**What needs to be done**
What lines below mention the word "screenshot"? Copy each one.

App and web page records
[Start of section]
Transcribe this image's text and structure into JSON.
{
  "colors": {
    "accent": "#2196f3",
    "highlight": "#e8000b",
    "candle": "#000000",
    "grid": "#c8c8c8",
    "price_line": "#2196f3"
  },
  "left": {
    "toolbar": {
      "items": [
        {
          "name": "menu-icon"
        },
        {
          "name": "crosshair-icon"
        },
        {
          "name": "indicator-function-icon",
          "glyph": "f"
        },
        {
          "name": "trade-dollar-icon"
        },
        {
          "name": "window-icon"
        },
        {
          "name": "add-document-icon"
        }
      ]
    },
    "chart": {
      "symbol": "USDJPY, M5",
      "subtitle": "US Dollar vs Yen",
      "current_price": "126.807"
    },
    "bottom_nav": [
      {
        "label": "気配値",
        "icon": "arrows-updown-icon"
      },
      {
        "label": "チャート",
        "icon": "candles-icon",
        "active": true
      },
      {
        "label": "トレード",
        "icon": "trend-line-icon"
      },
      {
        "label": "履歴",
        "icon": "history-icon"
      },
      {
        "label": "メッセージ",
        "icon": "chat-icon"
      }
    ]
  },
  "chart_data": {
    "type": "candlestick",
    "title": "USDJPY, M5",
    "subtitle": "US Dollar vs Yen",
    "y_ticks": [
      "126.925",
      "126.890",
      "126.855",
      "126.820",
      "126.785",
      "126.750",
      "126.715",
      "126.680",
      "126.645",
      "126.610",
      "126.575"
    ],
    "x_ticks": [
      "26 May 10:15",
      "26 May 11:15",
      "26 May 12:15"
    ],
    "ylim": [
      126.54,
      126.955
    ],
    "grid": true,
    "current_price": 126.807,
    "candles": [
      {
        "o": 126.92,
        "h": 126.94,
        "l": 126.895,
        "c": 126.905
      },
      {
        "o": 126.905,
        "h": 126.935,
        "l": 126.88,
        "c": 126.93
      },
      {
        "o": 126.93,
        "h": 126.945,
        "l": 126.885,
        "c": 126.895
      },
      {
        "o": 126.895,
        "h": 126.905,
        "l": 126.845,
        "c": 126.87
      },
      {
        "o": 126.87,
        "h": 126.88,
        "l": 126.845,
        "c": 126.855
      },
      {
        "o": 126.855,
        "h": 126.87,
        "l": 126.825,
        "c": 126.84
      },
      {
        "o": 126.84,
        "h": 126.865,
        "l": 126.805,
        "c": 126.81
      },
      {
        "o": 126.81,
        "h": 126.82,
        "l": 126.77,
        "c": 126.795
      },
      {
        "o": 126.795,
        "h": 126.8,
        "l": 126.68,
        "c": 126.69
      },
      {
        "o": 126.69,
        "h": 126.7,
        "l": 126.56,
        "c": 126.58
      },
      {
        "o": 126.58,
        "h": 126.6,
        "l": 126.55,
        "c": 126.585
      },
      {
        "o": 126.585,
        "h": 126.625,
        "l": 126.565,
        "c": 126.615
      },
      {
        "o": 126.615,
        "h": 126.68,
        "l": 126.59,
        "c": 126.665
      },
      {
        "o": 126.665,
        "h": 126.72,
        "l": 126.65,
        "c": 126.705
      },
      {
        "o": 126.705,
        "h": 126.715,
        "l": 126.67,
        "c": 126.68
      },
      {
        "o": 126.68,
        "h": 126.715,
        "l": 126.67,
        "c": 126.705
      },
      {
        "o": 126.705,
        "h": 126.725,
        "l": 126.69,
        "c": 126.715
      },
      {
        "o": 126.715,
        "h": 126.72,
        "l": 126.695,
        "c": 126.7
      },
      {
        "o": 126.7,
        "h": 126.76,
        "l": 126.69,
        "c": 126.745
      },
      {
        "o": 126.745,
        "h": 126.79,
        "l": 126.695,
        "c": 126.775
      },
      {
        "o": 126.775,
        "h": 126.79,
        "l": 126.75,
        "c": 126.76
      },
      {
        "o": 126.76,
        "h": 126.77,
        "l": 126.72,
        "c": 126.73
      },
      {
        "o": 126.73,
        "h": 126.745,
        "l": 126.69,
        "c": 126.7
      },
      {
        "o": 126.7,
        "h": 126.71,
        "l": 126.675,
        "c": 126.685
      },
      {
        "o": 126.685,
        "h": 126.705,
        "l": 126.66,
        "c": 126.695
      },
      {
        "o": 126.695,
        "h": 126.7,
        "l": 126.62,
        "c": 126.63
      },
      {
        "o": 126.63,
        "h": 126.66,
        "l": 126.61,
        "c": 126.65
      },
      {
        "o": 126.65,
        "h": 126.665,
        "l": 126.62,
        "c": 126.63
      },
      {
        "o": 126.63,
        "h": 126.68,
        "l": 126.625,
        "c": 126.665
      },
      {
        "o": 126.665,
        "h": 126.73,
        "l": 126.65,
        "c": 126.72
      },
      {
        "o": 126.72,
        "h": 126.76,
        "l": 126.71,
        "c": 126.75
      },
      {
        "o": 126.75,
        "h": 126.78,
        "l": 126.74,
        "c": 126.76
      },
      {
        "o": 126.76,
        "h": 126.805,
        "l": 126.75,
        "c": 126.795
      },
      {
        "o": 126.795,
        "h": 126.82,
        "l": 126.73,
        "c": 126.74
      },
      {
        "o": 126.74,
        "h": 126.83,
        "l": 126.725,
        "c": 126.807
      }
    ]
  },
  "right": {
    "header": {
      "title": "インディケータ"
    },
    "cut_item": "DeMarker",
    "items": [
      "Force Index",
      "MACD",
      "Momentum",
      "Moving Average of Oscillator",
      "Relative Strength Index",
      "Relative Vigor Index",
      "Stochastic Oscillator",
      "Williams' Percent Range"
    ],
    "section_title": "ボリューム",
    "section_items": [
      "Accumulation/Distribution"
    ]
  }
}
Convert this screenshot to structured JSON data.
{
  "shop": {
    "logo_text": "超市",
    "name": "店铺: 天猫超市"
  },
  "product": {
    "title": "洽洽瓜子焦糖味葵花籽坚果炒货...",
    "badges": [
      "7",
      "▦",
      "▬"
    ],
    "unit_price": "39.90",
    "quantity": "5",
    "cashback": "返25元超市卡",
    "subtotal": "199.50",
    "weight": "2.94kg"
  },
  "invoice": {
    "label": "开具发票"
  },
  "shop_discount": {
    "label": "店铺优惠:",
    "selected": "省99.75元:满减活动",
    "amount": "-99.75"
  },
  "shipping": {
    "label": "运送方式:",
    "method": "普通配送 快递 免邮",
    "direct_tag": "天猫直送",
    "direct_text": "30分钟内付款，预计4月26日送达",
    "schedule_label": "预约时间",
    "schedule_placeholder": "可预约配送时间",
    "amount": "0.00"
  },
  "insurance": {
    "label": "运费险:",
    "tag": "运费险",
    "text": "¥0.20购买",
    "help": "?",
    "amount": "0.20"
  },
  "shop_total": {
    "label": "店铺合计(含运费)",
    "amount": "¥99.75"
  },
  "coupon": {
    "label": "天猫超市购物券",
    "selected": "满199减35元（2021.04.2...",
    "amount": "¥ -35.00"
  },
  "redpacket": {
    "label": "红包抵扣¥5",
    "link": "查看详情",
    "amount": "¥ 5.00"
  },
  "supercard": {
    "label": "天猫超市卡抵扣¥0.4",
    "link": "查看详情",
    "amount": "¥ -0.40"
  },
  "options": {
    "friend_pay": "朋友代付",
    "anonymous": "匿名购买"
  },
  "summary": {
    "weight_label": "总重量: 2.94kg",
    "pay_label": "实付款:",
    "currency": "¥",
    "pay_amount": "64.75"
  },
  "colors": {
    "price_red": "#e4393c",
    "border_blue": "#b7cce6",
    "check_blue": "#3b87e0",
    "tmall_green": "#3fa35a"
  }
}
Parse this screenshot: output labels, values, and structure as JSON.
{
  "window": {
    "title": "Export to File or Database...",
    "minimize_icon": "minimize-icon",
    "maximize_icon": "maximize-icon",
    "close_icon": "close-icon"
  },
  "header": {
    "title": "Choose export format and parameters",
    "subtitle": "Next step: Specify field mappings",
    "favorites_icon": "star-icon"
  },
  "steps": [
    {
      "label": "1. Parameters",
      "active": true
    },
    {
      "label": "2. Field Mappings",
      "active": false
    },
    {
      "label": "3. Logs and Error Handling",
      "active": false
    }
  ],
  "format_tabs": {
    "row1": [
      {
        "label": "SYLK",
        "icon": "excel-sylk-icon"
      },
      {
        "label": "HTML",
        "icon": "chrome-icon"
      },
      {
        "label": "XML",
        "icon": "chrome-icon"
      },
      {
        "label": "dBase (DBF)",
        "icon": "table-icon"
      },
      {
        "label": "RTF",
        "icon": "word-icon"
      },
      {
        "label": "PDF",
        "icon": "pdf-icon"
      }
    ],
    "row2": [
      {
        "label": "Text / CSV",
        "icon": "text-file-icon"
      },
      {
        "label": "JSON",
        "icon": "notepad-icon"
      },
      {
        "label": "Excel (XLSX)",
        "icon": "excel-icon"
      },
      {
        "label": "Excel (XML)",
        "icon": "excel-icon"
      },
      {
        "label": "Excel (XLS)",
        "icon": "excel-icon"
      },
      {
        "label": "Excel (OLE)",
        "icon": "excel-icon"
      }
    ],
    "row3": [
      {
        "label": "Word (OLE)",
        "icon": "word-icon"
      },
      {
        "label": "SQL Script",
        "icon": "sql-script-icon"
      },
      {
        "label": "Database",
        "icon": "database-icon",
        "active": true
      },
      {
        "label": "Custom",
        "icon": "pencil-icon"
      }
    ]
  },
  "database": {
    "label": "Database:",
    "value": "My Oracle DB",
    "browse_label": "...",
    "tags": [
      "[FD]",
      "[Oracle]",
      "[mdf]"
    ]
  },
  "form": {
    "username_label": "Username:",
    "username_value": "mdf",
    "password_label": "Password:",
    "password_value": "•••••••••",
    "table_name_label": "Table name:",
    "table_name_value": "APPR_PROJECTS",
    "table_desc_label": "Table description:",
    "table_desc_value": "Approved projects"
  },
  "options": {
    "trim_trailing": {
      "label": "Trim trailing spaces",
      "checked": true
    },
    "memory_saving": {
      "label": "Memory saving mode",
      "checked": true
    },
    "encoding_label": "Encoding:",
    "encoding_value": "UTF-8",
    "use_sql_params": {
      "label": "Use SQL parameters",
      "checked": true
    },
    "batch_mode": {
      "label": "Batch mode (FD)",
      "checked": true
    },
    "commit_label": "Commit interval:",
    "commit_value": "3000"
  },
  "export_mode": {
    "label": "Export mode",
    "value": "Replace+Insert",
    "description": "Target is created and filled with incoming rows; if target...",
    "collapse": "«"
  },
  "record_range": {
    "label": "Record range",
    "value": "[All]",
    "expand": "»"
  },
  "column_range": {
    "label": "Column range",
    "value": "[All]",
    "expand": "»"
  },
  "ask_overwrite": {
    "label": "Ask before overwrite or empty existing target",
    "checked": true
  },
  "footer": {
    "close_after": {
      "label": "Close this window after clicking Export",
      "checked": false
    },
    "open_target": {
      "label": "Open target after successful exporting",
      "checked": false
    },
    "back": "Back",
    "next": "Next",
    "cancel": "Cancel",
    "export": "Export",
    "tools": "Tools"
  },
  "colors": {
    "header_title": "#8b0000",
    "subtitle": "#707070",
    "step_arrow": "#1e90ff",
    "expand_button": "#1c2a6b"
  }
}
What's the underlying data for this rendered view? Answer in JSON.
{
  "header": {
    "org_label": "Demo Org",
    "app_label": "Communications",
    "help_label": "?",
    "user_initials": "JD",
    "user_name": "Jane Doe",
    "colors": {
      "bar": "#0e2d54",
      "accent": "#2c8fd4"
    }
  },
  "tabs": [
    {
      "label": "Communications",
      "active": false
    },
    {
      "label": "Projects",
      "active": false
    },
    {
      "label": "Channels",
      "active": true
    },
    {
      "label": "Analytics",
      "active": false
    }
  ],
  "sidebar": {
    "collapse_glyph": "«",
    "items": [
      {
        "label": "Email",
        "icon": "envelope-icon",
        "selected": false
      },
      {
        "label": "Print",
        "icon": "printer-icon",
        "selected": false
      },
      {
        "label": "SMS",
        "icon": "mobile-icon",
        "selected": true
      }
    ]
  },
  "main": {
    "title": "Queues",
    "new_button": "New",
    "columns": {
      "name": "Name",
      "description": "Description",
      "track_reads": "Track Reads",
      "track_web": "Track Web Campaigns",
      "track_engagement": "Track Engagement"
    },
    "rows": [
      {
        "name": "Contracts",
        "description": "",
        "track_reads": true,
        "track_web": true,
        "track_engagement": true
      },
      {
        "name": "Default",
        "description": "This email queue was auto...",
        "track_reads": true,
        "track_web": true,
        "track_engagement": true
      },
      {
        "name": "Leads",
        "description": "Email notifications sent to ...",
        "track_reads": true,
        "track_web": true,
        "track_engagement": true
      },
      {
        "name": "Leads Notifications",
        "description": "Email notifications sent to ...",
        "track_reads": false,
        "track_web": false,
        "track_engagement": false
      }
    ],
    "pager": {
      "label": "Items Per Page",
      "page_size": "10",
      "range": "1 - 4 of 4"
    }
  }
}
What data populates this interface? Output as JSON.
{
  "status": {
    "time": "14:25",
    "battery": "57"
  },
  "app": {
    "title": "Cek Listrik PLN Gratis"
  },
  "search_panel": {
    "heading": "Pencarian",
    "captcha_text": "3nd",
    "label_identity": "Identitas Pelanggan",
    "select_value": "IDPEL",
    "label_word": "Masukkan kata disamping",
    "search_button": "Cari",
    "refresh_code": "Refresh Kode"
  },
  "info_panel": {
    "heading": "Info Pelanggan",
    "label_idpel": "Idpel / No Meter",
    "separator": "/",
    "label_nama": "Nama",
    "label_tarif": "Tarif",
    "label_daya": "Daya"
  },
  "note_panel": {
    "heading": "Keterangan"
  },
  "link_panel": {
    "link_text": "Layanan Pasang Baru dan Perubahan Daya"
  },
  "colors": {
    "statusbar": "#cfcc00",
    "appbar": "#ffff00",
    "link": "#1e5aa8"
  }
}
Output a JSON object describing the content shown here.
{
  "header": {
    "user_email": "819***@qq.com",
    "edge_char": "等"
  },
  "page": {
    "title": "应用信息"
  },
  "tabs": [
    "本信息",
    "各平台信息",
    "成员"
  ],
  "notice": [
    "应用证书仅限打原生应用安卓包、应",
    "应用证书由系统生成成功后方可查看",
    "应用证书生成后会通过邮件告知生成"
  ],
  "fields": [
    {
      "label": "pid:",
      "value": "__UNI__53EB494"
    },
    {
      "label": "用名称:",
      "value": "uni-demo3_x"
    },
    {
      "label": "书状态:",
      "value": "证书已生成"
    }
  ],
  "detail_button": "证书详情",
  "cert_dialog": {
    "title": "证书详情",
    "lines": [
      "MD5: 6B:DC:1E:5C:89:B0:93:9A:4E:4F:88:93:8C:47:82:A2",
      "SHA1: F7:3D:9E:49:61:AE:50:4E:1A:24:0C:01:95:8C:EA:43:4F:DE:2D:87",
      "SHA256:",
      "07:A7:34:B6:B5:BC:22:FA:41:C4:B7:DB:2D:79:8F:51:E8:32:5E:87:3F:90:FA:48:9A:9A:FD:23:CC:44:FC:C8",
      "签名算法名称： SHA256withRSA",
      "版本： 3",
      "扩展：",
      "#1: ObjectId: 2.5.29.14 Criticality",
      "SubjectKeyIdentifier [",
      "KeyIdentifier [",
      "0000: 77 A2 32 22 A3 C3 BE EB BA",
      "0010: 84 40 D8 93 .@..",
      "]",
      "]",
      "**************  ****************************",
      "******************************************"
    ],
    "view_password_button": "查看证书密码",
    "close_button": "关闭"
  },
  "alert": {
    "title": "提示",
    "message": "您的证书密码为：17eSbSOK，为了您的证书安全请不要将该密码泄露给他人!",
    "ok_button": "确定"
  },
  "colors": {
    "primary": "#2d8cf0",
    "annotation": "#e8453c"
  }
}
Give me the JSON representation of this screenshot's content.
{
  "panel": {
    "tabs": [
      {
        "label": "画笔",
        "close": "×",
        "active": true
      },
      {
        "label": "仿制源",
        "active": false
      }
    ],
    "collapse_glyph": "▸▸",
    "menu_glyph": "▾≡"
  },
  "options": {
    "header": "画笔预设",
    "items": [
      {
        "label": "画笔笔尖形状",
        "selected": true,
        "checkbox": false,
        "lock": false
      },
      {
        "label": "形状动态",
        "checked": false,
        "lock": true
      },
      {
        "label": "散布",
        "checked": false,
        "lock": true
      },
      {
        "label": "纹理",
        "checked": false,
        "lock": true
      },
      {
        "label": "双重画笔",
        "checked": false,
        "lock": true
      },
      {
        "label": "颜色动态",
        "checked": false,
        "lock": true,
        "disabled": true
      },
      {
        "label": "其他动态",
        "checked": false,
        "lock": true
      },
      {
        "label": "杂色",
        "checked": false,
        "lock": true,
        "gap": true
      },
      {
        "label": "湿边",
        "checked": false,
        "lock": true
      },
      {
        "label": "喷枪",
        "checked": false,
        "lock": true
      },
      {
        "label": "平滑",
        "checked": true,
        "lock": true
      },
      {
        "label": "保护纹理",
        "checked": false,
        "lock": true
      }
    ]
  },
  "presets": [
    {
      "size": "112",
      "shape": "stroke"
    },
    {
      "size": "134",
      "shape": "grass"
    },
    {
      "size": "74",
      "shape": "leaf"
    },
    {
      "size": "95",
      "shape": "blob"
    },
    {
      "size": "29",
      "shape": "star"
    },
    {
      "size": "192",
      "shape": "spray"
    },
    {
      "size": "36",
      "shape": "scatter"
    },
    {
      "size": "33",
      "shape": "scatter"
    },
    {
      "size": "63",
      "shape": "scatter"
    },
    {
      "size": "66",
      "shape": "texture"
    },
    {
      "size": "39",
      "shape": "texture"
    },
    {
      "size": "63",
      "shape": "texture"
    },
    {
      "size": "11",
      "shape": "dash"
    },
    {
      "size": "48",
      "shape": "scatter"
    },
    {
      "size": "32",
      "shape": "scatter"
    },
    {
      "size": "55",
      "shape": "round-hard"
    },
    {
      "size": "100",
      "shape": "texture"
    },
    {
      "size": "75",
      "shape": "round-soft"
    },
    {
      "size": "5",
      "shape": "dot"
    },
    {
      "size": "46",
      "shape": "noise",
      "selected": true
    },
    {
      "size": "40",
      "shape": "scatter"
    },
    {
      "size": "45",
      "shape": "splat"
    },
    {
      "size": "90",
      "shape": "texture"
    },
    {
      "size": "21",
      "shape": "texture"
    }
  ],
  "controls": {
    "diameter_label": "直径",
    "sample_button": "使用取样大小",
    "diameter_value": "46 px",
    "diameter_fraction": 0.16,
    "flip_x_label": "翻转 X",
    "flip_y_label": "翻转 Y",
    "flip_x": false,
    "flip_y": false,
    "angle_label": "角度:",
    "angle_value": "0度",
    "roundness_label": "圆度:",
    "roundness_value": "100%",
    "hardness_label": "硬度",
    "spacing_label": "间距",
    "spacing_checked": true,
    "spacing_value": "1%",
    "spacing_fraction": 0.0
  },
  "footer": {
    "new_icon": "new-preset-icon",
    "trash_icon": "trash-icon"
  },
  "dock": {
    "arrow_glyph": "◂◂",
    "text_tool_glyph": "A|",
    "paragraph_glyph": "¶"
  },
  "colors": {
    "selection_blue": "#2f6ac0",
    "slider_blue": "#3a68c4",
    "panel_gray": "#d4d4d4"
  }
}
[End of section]
**Response to this exercise**
Convert this screenshot to structured JSON data.
Parse this screenshot: output labels, values, and structure as JSON.
Give me the JSON representation of this screenshot's content.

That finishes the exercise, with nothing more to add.